The other night, I was out for dinner with my friends. We had planned to go dancing. But over the course of our meal, one by one they dropped off. Too tired, getting up early the next day…

It’s interesting what happens when you have been looking forward to something and then it doesn’t happen.

I live in a village in the middle of nowhere with one one access road still standing. Apart from work and my women’s workshops and events, I do not meet a lot of people. So the prospect of going out in town, albeit rare, is always a highlight.

So I decided to be brave and go alone…(insert shocked and scared smiley)!!!

I went to a cafe and sat at the bar. The place was still quiet, with people still having their last bits to eat. I didn’t know anyone. I ordered a glass of wine.

I decided to conduct a little social experiment. I would sit here, smile invitingly and see how long it would take for someone (anyone, male or female) to talk to me.

I sat there for 2 hours.

Not a single person talked to me (besides the ‘excuse me’ to place an order for drinks).

I left the bar and went home.

I must admit I was quite surprised, even shocked by this. When I told my girlfriends they pointed out that the bar was probably not the best place. Maybe. But I am pretty sure I would have a similar experience elsewhere.

This experience of course triggered a lot of questions. Personal (was it me? – nah! I looked hot that evening), social (does nobody do this? – some people I know chat to just to about anyone), demographical (was it the age group or the fact that many were Luxembourgish? – they were happily chatting to each other though), geographical (is this because it’s Luxembourg – maybe because you don’t really know in what language to start as there are so many possibilities)…

Why don’t we talk to strangers?

Last week I was in town for a doctor’s appointment. I was in the central station area, not the most pretty and safe place in Luxembourg. When I came out of the doctor’s office, I wasn’t sure whether I should turn left or right. Suddenly a woman approached and asked me for directions (in Luxembourgish). I guided her and since we were going in the same direction, walked alongside each other for several minutes, chatting about nothing in particular. It was pleasant. It made me smile. It made me happy.

Studies confirm that interaction with strangers actually improves our experience of for example a plane ride, a bus commute or a wait at the doctor’s office.

It looks like most of us actually enjoy social interaction with strangers. The reason why we do not approach them is because when we imagine the experience beforehand, we picture it as unpleasant. Or out of fear of rejection – we seem to put the odds at 50-50. The study data however shows that most attempts at connection succeeded.

I have many examples of such successful connections.
I met a girl on a train from Lisbon to Porto and we are still in touch.
I talked to a girl in my Italian class many years ago and we are still friends now.

Our phones and headphones allow us to escape, to put up a barrier and avoid any human interaction. And society has unfortunately given many negative examples and potential dangers of meeting someone you don’t know.

But I think we need to go back to basics:

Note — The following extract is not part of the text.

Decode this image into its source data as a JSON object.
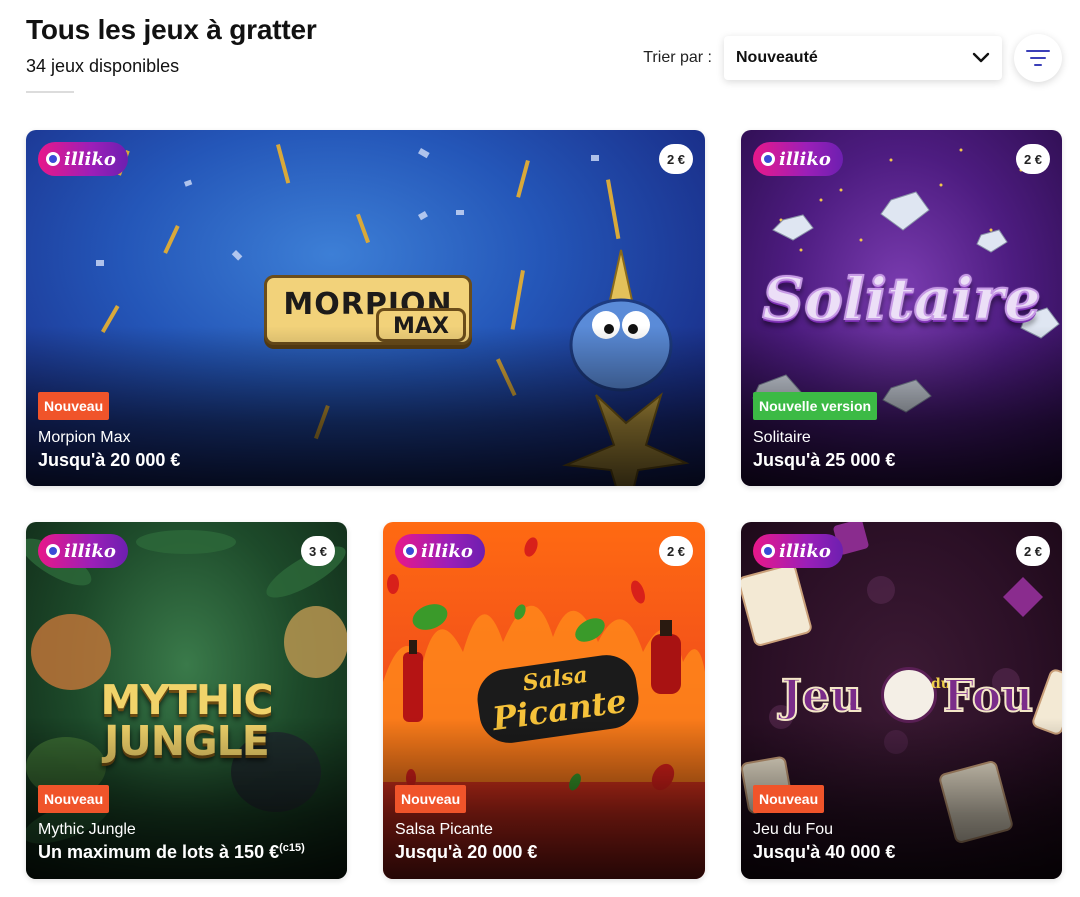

  • set your intention for the interaction (ie that it will be pleasant)
  • put your positive energy on (ie smile, be open,…)
  • prepare a few sentences that are universal, not invasive, non-committal
  • the only expected outcome you should have is to have a pleasant interaction
  • go with the flow
  • if it doesn’t work, it’s ok, move on

I wasn’t looking for a particular connection at the bar. I simply wanted to have a nice time. I had an ‘interesting’ time.

And next time I go to a bar, I will conduct the experiment of approaching strangers and striking up a conversation.

More reading and watching on the subject:

Kio Stark Ted talk about talking to strangers.

A few tips on how to talk to strangers.

A little example of how to meet perfect strangers and turn it into an art project.